Photograph of Sams Lake Bird Sanctuary: David Hermecz
October 20, 2021: Today, the Georgia Water Coalition, Georgia’s leading water protection coalition released its Clean 13 report for 2021. The report highlights individuals, businesses, industries, non-profit organizations, and governmental agencies whose extraordinary efforts have led to cleaner rivers, stronger communities, and a more sustainable future for Georgians.
Fayette County-based nonprofit organization, the Southern Conservation Trust was recognized for a joint project with Georgia Audubon at Sams Lake Bird Sanctuary. Learn more about Sams Lake Bird Sanctuary here.
The report states that “While Georgia Audubon’s primary focus is saving birds, it should come as no surprise that the organization, along with its partner, the Southern Conservation Trust (SCT), are being recognized for saving bugs. Birds, after all, depend on bugs. More accurately, Georgia Audubon is removing invasive plant species and planting native species at SCT’s Sams Lake Bird Sanctuary in Fayette County with the intent, among other things, of creating a habitat for more insects. The project is a reminder of the interconnectedness and fragility of the natural order. Invasive plant species—both terrestrial and aquatic—impact habitat for the insects that form the base of the food chain on which birds and other wildlife depend. When completed, the restoration project will improve prospects for year-round feathered residents of Sams Lake as well as the millions of birds that migrate over Georgia each spring and fall.

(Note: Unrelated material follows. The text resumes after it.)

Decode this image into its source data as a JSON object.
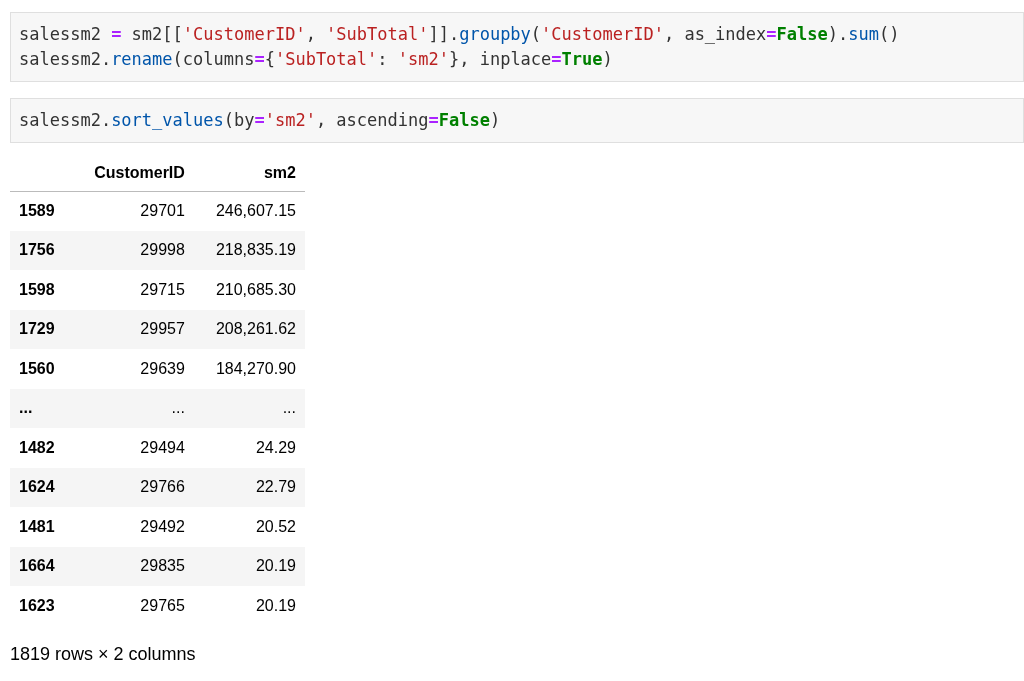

The story of Sams Lake begins with one of Georgia’s most renowned storytellers. The family of Ferrol Sams, Fayetteville native and author of the “Run with the Horseman” series of novels, donated the land to the Southern Conservation Trust in 1995. In 2008, when the City of Atlanta built a fifth runway at Hartsfield-Jackson International Airport, impacting some 14 acres of wetlands along the Flint River, the city was required by federal law to restore wetlands elsewhere. Sams Lake was the chosen mitigation site at which the city spent $5 million to convert a former man-made reservoir into an extensive wetland area. Today, the natural wetlands, managed as a public park by the Southern Conservation Trust, help mitigate the impacts of development in the upper Flint River watershed by storing water and slowly delivering it to Perry Creek and then on to Whitewater Creek which flows to Line Creek and the Flint River.
Trails along the wetland areas include two observation platforms overlooking open water and wetland habitat, a small boardwalk, a wildlife observation blind overlooking the northernmost wetland, a chimney-swift tower installed by Georgia Audubon in 2020, and a picnic area on the southern lake. While enjoying your walk at Sams it is likely you will see numerous songbird species, great blue herons, great egrets, wood ducks, mallard ducks, turtles, canada geese, belted kingfishers, as well as the occasional muskrat or beaver!
About the Southern Conservation Trust
The Southern Conservation Trust elevates nature through exceptional stewardship through over 70,000 acres of conserved land throughout Georgia and eleven states, as well as eight public nature areas in Fayette County, Georgia and the Fayette Environmental Education Center in Downtown Fayetteville, Georgia.
About Georgia Audubon
Georgia Audubon is building places where birds and people thrive by creating bird-friendly communities through conservation, education, and community engagement.